1980s. (That such transformation is possible has been demonstrated by South West Trains with its 30-year old Class 455 electrics.) Our guess is that”150s”will still be running Leeds-Halifax-Huddersfield services in five years time but there is every reason to hope they will look and feel much more like modern trains. They will keep one current advantage
doors part way along the carriage to facilitate quicker boarding and alighting at busy times compared with later”super sprinter”and “express”types. The 170s also have the doors advantage, plus higher power that HADRAG hopes will help improve journey times on the Brighouse-Manchester route.
Of course the really good news for all Calderdale stations apartfrom Brighouse-is that most trains via Bradford and Halifax will become Northern Connect services employing brand new”Civity”Class 195 trains being built in Spain”as we speak”, to quote Northern boss Alex Hynes. We expect the 195s to have all mod cons including tables, leg room and a decent view out of the window!

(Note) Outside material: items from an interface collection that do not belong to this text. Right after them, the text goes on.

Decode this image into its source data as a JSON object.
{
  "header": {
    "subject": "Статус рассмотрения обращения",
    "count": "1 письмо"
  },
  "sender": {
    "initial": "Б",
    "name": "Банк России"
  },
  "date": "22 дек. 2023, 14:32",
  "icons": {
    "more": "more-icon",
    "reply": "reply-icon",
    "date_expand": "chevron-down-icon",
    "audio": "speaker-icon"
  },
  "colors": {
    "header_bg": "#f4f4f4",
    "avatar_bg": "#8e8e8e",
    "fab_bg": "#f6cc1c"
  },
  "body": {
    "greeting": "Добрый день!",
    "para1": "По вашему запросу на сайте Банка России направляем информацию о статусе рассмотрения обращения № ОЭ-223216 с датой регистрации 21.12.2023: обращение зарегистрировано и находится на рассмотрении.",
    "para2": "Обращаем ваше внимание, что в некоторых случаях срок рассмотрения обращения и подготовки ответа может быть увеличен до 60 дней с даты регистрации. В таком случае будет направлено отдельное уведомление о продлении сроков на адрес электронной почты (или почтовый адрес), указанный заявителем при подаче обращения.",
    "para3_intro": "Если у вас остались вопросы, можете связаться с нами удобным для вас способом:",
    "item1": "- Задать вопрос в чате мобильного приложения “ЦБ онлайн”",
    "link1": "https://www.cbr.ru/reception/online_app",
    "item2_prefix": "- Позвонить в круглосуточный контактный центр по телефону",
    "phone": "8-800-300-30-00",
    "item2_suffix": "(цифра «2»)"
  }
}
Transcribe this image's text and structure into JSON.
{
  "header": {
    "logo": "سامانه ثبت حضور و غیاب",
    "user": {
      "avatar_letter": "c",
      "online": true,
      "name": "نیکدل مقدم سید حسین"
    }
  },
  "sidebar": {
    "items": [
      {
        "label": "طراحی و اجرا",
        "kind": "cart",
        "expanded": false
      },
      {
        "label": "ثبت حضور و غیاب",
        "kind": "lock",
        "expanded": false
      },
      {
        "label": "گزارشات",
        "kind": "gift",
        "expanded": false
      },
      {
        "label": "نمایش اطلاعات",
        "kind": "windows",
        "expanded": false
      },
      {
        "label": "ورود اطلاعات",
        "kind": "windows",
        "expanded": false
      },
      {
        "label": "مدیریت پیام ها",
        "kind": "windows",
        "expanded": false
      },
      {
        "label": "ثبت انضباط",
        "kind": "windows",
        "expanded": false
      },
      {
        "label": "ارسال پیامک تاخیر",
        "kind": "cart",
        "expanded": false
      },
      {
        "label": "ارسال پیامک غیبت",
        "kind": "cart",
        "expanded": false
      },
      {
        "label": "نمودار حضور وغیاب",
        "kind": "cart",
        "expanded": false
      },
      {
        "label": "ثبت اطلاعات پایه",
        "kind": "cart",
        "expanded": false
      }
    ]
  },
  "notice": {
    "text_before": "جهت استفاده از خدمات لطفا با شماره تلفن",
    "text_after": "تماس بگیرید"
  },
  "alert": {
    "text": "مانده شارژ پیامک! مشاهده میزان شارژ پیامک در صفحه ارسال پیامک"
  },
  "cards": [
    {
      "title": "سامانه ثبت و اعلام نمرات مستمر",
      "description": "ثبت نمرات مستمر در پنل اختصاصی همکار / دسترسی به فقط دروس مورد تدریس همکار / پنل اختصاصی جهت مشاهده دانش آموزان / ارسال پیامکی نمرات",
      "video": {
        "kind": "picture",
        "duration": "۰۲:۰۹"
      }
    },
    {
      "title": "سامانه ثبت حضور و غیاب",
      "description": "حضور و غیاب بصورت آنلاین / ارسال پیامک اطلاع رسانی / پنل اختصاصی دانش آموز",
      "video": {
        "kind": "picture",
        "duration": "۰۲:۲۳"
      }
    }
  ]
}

Pictured mid-August – the first Vivarail D-train carriage, converted from a decades-old “cast-off” London Underground car, ready for a trip round a Warwickshire test track. We couldn’t resist the chance to muck about on a “new” (?!) train and so joined an invited party of stakeholders to look at work in progress. Low-emission diesel engines have been fitted, and a new strengthened cab. Inside, it still felt very much like a London “Tube”, with District Line blue moquette replaced by a duller grey. There were mock-ups to look round of innovative modern interiors more suited to longer trips. It will be good to see these in service. The test-track demo was a pretty good ride at maximum speed of maybe 35mph (though we were advised to remain seated at one point). It could go at 60 in service. Faster than the usual 45 max on the District Line. Slower than a Pacer or Sprinter, but with better acceleration. Could the D-train replace Pacers in the North? Surely not. The bidders for the Northern franchise have made such decisions by now and the D-train is some months away from useful evaluation. A 3-car prototype should enter service on the Plymouth-Gunnislake branch next Spring. Scenic branch lines in the South West of England or elsewhere could just suit this train, with its good views out of the window hopefully improved by upgraded seating. Overall it’s a laudable re-engineering of a train that is too good to just throw away.
On the Calder Valley D-trains just wouldn’t do. We hope to receive a share of the 120 brand-new carriages required by the franchise specification for non-electrified routes, and speculate hopefully that these proper new trains could be used on a network of regional express routes including our York-Blackpool and future services to Chester and Manchester Airport. The franchisee will also have to refurbish all existing stock to modern standards, provide a significant increase in capacity and banish Pacer units by 2020. Interestingly, however, the Porterbrook train leasing company’s prototype refurbished Pacer is expected to be trialled on Northern lines as we write this. Well-tested in the North, Pacers could yet come out of retirement down south, slightly redressing the balance!
Meanwhile the North West continues to go electric as 25-year old Class 319 units from Thameslink, refurbished to look like new (well nearly), provide a lot more seats on routes from Liverpool to Manchester Airport, Wigan etc. The 319s are 10 years older and significantly less powerful than certain other electric trains in the North, including Class 323s which work existing Manchester electric routes and the 333s (pictured front page) that work the Airedale and Wharfedale lines. Now we hear that Northern’s 323s will likely go to the Midlands in the next few years and it’s obvious 319s would struggle to maintain timings on routes such as the tightly scheduled Glossop line. After the removal of TransPennine Express Class 170 diesels to Chiltern Railways, it sounds like the Northern Powerhouse could be suffering a Northern Power Loss. Oh dear!